>>>

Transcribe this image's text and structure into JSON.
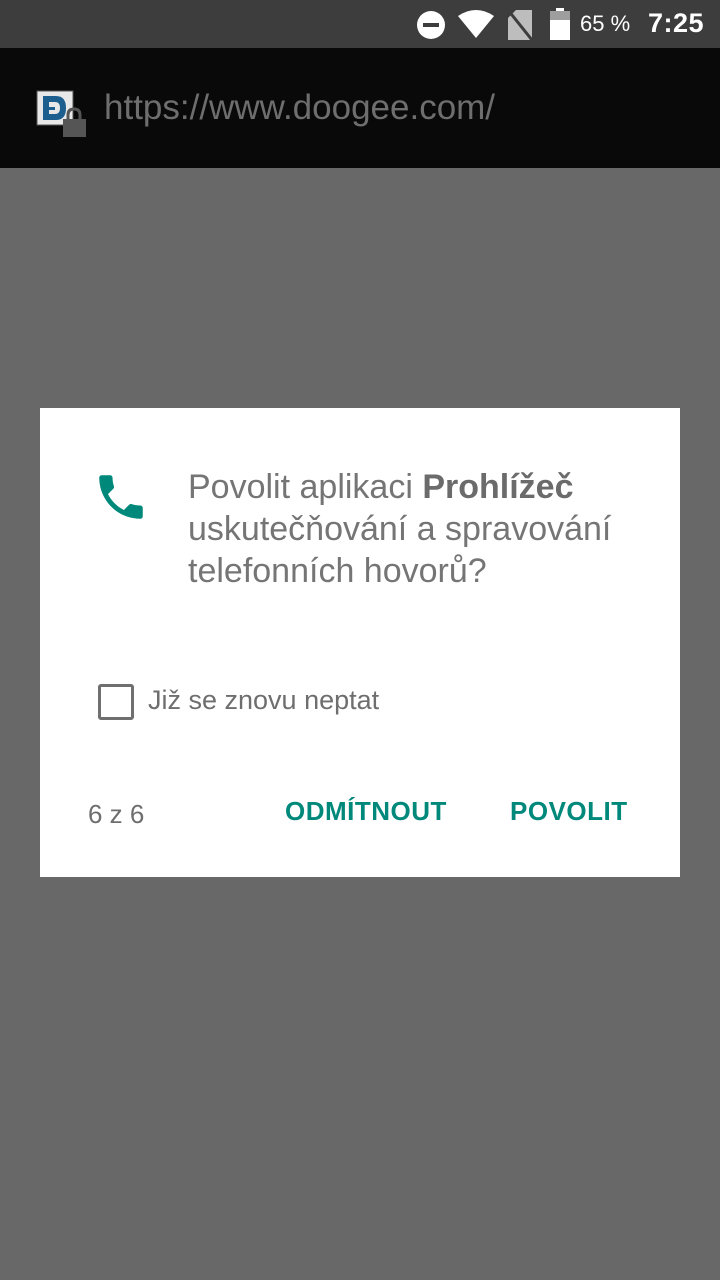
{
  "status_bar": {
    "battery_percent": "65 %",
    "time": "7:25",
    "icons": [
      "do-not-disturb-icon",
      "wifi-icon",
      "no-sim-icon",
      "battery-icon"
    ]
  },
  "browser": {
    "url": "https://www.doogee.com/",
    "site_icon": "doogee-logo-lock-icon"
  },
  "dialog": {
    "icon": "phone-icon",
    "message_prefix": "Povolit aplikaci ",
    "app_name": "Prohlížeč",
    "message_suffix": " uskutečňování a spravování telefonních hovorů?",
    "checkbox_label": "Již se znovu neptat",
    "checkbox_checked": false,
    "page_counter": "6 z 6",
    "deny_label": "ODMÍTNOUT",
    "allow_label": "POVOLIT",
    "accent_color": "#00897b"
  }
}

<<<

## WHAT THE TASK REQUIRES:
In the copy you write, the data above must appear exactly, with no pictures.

## RESULT FOR THIS TASK:
Transcribe this image's text and structure into JSON.
{
  "status_bar": {
    "battery_percent": "65 %",
    "time": "7:25",
    "icons": [
      "do-not-disturb-icon",
      "wifi-icon",
      "no-sim-icon",
      "battery-icon"
    ]
  },
  "browser": {
    "url": "https://www.doogee.com/",
    "site_icon": "doogee-logo-lock-icon"
  },
  "dialog": {
    "icon": "phone-icon",
    "message_prefix": "Povolit aplikaci ",
    "app_name": "Prohlížeč",
    "message_suffix": " uskutečňování a spravování telefonních hovorů?",
    "checkbox_label": "Již se znovu neptat",
    "checkbox_checked": false,
    "page_counter": "6 z 6",
    "deny_label": "ODMÍTNOUT",
    "allow_label": "POVOLIT",
    "accent_color": "#00897b"
  }
}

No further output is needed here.